This is very far from being a recent phenomenon. From the very beginnings of European colonisation there were Maori who reached out eagerly to grasp the possibilities presented to them by the Pakeha colonisers. Even when the settler government, backed by 12,000 imperial troops, attacked Tawhiao’s Waikato kingdom in 1863, as many as 50 percent of the Maori population either threw in their lot with the British Crown, or maintained a studied neutrality. The strength and vitality of contemporary Maori culture owes much to these kupapa Maori. By opting to bend, they avoided being broken.
Presumably, these were the people Dr Ranginui Walker had in mind when he said the differences between Maori and Pakeha would ultimately be reconciled in the bedroom. Genetically-speaking, it’s a difficult claim to refute.
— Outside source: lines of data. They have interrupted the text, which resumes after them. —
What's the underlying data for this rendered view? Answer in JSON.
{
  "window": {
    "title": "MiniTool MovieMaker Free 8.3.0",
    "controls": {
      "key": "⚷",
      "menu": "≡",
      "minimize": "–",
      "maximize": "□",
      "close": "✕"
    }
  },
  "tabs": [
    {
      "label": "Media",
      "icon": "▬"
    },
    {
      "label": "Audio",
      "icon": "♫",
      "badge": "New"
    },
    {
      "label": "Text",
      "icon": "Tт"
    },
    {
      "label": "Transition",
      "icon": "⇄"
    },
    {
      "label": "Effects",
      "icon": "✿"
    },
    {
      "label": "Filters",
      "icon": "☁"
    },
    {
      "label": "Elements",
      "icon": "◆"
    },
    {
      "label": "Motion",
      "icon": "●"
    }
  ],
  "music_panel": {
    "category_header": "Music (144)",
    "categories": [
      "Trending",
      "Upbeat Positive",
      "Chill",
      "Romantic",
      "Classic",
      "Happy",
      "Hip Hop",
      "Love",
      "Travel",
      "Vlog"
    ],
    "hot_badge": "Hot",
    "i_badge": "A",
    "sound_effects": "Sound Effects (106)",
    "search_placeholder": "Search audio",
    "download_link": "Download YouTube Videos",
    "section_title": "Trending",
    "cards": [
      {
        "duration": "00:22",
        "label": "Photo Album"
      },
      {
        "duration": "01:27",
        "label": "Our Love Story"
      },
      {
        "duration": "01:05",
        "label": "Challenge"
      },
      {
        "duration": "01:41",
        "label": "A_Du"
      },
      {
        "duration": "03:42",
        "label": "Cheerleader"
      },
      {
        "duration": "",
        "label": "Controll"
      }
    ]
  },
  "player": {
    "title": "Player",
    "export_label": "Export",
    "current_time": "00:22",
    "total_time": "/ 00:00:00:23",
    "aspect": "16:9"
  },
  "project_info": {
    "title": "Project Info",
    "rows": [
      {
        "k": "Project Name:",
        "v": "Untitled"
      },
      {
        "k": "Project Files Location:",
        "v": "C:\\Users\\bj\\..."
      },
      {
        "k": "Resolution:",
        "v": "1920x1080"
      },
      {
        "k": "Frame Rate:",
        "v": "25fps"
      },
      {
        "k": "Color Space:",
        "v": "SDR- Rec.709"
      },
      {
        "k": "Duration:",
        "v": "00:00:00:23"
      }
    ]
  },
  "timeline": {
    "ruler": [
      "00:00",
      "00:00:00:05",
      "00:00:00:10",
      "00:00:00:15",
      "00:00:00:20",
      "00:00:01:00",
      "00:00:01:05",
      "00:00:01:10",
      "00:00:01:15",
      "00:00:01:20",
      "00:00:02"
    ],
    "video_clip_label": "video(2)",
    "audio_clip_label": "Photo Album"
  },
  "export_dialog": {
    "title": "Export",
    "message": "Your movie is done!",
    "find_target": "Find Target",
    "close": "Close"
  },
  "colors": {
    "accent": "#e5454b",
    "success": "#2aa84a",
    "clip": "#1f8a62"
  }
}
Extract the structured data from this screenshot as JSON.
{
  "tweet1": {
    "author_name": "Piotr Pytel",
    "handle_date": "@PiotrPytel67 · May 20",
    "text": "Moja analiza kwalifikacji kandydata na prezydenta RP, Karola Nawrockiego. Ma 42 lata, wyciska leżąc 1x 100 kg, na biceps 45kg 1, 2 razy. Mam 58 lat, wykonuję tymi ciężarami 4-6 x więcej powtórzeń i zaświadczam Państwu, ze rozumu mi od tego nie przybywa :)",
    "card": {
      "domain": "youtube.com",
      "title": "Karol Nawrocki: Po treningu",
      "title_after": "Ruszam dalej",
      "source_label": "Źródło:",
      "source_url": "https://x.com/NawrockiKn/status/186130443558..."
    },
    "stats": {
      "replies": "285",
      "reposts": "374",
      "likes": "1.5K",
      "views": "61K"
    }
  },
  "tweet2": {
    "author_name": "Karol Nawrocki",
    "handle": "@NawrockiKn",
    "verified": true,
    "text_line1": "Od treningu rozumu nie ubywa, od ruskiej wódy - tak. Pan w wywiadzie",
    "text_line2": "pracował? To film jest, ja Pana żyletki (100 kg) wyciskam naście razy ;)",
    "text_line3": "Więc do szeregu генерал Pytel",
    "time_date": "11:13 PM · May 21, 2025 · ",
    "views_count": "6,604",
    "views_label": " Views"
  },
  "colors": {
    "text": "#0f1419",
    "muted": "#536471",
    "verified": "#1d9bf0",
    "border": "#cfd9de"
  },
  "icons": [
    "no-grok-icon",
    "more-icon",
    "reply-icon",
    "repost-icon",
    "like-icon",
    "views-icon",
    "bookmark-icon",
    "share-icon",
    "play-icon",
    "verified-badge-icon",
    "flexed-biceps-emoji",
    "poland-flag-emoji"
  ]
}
Indeed, to argue otherwise one is required to adopt the bizarre “racial science” of the American South.
In the states of the old Confederacy, to possess so much as a single drop of “African” blood was to lose forever the privilege of calling oneself (or being called) “white”. Here in New Zealand it’s the other way ‘round. To possess even a single Maori ancestor – no matter how distant – is to be permanently and indisputably tangata whenua. That being the case, the very notion of Maori separatism must eventually be rendered a nonsense. All New Zealanders will be Maori – and vice-versa.
Which still leaves us with the separation imposed by socio-economic deprivation – a condition in which a disproportionate number of Maori find themselves trapped. Sadly, New Zealand society is becoming increasingly divided on the question of how best to free the Maori poor from their poverty.
Should their situation be addressed as a manifestation of the economic and social injustices inherent in free-market capitalism; or, is it the inevitable consequence of colonial oppression, white privilege and institutional racism? If it’s the former, then Maori and Pakeha can tackle these problems together. If it’s the latter, then the only effective solutions are those set forth in He Puapua. Maori and Pakeha will have to develop separately.
This is the separation that truly troubles me. Not the separation of Maori from Pakeha, but the division of New Zealand society into two mutually incomprehensible camps. The first camp, highly-educated and well-remunerated, is concentrated occupationally in the caring, teaching and communications professions, and in the administration and governance of society generally. The second, much larger, camp is composed of just about everybody else.
In the first camp, the ideas contained in He Puapua are regarded as both morally correct and politically necessary (not least because they will have to be implemented by people like themselves). For those in the second camp, such ideas (when they are comprehended at all) are perceived as dangerous and divisive. With Maori in both camps, this societal bifurcation has nothing to do with ethnicity. New Zealanders are being separated by an ideology which elevates cultural difference above social solidarity.
Personally speaking, I cannot think of a better way of bringing Maori and Pakeha together than to try and impose an ideology committed to forcing them apart.